Sharifah Danisah Syed Ibrahim

Modified 5 Jun 2017, 4:12 am

Firstly, thank you to the ‘We Anti -Kepong Incinerator Group’ for their 2,000-plus Facebook likes for writing a post replying to my post. I will try to respond.

I am not an environmental expert or researcher, but I am a resident, and many people in our area are not experts. Our views may not be valid because we did not study this area.

I accept the two issues they raised:

1) The site is located between two petrol stations and an ex-landfill, emiting (sic) methane gas; and

2) Currently, the government is building a high rise apartment for civil servants at Taman Metropolitan Kepong, which is just right next to the proposed site for incinerator.

I hope the Ministry of Urban Wellbeing, Housing and Local Government can answer this before they allow any incinerator to be built.

But after that, the KL Tak Nak Insinerator (KTI) people seem to have some weak arguments.

They claim the ministry built bad incinerators in Pulau Langkawi, Pulau Pangkor, Pulau Tioman and Cameron Highlands, that the auditor-general is unhappy with the management, and that there is poor performance in maintenance.

It seems they are anti-government because there is expectation this new incinerator will be worse, because it is the government overseeing. Should they not value the incinerator choices between MRCB and DRB-Hicom, and their technology partners?

Or are they saying that it does not matter which company gets the jobs, the local company and their international partners, as long as it is through the ministry, it will be a horrible job.

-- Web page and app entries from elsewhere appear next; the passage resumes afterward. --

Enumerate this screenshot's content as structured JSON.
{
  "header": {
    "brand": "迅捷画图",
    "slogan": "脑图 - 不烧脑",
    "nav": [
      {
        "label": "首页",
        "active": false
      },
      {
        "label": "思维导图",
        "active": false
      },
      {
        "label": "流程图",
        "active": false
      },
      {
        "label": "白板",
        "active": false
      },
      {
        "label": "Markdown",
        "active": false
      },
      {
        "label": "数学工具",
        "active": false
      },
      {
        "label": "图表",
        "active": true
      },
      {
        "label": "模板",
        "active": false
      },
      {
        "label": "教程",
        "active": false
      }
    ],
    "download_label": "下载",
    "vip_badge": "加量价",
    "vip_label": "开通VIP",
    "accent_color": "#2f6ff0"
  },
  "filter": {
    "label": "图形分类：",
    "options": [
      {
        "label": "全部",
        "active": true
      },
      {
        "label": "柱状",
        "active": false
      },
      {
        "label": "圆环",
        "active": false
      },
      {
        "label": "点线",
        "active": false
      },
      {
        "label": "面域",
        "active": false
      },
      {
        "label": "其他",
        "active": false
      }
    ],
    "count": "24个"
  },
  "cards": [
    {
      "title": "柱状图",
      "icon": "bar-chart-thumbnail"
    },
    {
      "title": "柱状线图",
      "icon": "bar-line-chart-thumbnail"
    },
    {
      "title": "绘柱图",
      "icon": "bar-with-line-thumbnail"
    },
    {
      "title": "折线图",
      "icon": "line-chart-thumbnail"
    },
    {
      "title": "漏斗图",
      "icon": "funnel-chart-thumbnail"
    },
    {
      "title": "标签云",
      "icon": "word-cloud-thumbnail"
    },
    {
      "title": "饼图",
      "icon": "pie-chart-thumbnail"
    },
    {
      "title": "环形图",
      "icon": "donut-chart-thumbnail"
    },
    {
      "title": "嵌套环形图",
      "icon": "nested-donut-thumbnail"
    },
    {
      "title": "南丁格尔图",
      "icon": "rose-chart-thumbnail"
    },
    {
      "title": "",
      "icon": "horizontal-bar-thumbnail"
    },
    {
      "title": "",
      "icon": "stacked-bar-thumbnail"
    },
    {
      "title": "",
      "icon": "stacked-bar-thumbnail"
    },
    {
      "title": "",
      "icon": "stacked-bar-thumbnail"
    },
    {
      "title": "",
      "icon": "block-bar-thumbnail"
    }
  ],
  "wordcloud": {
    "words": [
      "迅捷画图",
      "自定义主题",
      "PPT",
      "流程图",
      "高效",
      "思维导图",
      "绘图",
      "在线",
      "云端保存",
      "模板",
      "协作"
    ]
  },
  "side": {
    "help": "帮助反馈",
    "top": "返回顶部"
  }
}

Then they mention XCN Technology Sdn Bhd and their work in Pulau Langkawi, Pulau Pangkor, Pulau Tioman and Cameron Highlands. Did they not say that the ministry built the incinerators?

So, who built the four incinerators? The ministry or XCN? If the latter, then better process is the demand, and not choosing XCN again for the job.

The way they talk about landfills, it is almost like the perfect solution. I said before that both solutions will have pro and cons. Are they saying, there are no cons with landfills, because it is very public information that many environmentally excellent countries have chosen either incinerators, landfills or a combination? Why is that not a point?

They just claim that every country in the world is moving away from incinerators because they visited Japan.

They say the landfill managements are better and safer, but those are also by companies, right? How can we be sure by just from reading their website? Because the ministry is regulating them, right?

But if the ministry is useless at supervising, then they won’t get anything right, incinerators or landfills.

I am curious why they are saying the ministry will get the management of landfills right, but that they will not get right any incinerator in the future.

Finally, their argument that landfills can deal with the capacity is backed by suggestion that recycling is already working in Kuala Lumpur.

They say: "Lately, one can observe a lot of 3R containers being placed in shopping complexes, offices and residentials."

They have been in the posh malls for donkey years. I will just say, a strategy to defend landfills based on recycling backed by the presence of designated trash bins is very weak. Before they only attack the incinerator, they have to show their plan works.

We will still have our garbage, and we need to do something, not just complain.
This is how ordinary people see the issue. Now, it is some kind of battle between political parties, which is dragging all the regular people and our waste into the problem.

Share this story